The handwriting reads:
“Two bronze window shutter catches, to me are very interesting. They were wrenched off a shutter at Richebourg L’Avouie in Flanders 1914 and given to me. It is worth studying the figures. They represent our blue jackets with pigtails(?) and the old …..shiny cap about the period of Copenhagen 1805. Probably struck and sold to represent that event”
Another item on display from the Manchester Regiment collection is this hardtack biscuit with a hand-written note on it which was sent by post by Sergeant Percy Lockett of the 1/6th Manchester Regiment to his sister May. ‘Hardtack’ was a kind of biscuit or cracker made from flour and water which was an ideal replacement for perishable foodstuffs in military campaigns.
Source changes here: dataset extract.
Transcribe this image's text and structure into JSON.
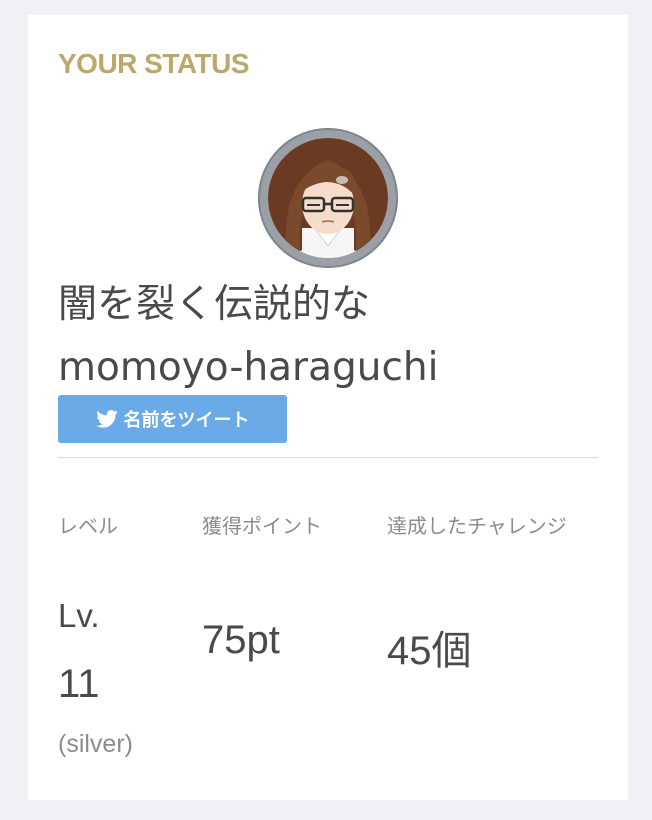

Dated May 15 1915 the note reads:
“Dear May, Going down South to… tonight Saturday on 11-10 train and this is a sample of our ration. We will arrive in London 6.30 Sunday and then entrain to our huts. Don’t write until I let you know.” Reverse reads: “My new address. Trusting you are well. Percy xx PS What have I done to d(eserve) this”
It’s amazing that this biscuit has survived in such good condition and seems a strange item to write a letter on. Research has shown that this actually wasn’t such an unusual occurrence as you may think – soldiers would send this type of biscuits home as a bit of a joke and also to show their families the kind of food they had to eat. There was also a practical reason in that paper was scarce on the front and these biscuits were more readily available.
This bizarre ornament of a man with his mouth open with and the words ‘Sweet Adeline’ painted on the front was quite a mystery to us is. According to the collections database it came from a pub in Dukinfield.
The power of the internet really helped us here as apparently it was made in the 1930s by a German porcelain firm called ‘Schafer & Vater’ who were well known for their comic and figural items. It was designed as an ashtray and one of a series of four equally odd male faces pulling faces called the ‘Barber Shop Quartet’. According to one source if a lit cigarette is placed inside the open mouth then smoke issues from the ears.
Cabinets of Curiosity is at Portland Basin Museum, Ashton-under-Lyne until March 29 2020.
Portland Basin Museum
Portland Basin is an award winning museum housed in a reconstruction of the historic 1834 Ashton canal warehouse. Discover the life and work experiences of the people of Tameside. Explore a typical Tameside street of 1928 with its shops, houses, school, chapel and doctor's surgery - all brought to life…